- _WORK TO BE COMPLETED_
All that is needed is each line of the entries holding the word "data", copied as it stands.

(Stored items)
######
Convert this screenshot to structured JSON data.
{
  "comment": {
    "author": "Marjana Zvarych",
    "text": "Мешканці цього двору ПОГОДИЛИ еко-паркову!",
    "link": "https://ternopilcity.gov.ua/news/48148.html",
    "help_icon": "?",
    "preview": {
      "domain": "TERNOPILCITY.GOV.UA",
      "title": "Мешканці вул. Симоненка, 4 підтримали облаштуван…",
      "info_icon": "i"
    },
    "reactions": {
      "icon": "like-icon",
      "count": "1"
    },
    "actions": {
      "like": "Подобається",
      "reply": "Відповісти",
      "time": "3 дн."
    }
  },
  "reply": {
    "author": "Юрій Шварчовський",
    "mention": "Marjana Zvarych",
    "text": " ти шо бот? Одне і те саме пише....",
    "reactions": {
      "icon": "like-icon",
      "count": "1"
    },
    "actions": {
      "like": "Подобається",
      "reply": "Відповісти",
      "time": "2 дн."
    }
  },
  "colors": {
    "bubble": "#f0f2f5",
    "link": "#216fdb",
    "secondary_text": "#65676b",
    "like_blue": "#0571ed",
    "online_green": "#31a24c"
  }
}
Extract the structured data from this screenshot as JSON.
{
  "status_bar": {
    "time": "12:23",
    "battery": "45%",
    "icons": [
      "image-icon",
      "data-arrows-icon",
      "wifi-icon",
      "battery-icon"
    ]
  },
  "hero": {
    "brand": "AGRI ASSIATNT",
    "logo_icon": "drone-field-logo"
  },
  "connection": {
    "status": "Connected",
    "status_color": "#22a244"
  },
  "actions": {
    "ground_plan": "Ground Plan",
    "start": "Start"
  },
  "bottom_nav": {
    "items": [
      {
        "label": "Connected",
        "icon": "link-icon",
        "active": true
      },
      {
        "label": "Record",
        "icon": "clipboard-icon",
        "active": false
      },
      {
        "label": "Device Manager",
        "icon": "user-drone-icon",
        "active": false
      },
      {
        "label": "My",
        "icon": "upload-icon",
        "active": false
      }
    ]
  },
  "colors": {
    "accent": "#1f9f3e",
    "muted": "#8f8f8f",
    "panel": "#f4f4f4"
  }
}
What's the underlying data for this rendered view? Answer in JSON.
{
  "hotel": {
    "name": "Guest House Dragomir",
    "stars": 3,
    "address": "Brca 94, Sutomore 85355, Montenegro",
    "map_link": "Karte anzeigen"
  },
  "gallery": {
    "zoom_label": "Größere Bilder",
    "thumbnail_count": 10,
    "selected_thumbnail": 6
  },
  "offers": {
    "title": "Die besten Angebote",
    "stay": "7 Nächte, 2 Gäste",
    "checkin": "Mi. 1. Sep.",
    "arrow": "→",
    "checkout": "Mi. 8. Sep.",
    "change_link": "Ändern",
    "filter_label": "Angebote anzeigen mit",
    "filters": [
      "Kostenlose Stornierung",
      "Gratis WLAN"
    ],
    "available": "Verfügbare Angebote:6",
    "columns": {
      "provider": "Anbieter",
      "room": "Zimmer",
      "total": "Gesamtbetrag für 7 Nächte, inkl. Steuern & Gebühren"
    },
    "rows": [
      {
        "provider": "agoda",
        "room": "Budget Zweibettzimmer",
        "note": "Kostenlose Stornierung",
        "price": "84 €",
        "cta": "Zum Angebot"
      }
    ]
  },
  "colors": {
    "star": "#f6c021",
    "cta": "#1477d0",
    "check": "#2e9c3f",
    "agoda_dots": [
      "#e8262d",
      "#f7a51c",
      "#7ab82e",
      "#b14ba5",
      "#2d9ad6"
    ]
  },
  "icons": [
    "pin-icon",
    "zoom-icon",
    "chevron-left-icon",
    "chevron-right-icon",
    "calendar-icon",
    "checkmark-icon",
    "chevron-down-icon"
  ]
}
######
- _FINAL ANSWER_
Convert this screenshot to structured JSON data.
Extract the structured data from this screenshot as JSON.
      "data-arrows-icon",
What's the underlying data for this rendered view? Answer in JSON.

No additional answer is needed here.